▶ Supplied entries
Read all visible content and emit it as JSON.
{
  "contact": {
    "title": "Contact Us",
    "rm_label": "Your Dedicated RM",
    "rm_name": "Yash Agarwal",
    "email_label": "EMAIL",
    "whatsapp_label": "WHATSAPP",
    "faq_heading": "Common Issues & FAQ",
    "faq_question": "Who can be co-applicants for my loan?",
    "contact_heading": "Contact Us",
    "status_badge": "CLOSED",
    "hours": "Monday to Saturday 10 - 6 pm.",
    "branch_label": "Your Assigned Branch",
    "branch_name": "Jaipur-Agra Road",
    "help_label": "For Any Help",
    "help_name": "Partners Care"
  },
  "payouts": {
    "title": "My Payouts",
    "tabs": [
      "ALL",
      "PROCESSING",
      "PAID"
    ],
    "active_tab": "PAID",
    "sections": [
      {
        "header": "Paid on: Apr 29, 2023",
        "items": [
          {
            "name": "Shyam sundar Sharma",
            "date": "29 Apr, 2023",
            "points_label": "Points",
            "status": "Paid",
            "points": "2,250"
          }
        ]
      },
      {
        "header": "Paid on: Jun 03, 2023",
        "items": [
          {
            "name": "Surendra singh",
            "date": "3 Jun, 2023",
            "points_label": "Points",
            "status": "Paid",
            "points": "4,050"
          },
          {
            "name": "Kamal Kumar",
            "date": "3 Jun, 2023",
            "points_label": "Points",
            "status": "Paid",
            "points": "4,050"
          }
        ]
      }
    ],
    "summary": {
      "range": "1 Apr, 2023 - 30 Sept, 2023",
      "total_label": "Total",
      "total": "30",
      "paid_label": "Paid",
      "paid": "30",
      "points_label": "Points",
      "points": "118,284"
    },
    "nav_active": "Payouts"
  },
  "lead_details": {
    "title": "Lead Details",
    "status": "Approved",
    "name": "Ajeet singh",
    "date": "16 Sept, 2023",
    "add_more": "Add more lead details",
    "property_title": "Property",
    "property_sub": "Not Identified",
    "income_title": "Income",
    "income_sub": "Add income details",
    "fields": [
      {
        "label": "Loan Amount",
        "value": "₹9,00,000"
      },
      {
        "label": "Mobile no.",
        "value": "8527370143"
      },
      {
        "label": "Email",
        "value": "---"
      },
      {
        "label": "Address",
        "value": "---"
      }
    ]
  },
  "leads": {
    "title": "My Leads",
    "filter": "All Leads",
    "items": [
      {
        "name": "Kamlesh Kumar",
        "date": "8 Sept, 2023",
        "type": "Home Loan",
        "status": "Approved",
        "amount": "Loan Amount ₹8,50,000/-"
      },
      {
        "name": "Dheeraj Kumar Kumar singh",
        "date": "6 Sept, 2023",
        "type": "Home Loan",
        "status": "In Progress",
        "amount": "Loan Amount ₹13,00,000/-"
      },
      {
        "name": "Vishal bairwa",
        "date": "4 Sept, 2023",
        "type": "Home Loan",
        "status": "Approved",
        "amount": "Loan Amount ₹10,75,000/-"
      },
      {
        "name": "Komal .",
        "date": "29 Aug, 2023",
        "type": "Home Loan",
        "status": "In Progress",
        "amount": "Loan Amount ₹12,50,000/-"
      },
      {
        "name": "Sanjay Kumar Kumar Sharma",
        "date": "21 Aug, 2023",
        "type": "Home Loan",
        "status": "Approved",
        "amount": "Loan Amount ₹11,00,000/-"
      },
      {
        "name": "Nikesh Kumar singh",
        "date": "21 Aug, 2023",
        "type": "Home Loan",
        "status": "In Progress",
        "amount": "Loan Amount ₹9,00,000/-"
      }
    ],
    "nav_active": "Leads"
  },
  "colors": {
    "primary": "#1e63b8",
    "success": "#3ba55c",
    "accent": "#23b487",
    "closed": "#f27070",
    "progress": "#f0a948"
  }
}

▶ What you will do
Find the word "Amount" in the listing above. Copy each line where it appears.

▶ Response
        "label": "Loan Amount",
        "amount": "Loan Amount ₹8,50,000/-"
        "amount": "Loan Amount ₹13,00,000/-"
        "amount": "Loan Amount ₹10,75,000/-"
        "amount": "Loan Amount ₹12,50,000/-"
        "amount": "Loan Amount ₹11,00,000/-"
        "amount": "Loan Amount ₹9,00,000/-"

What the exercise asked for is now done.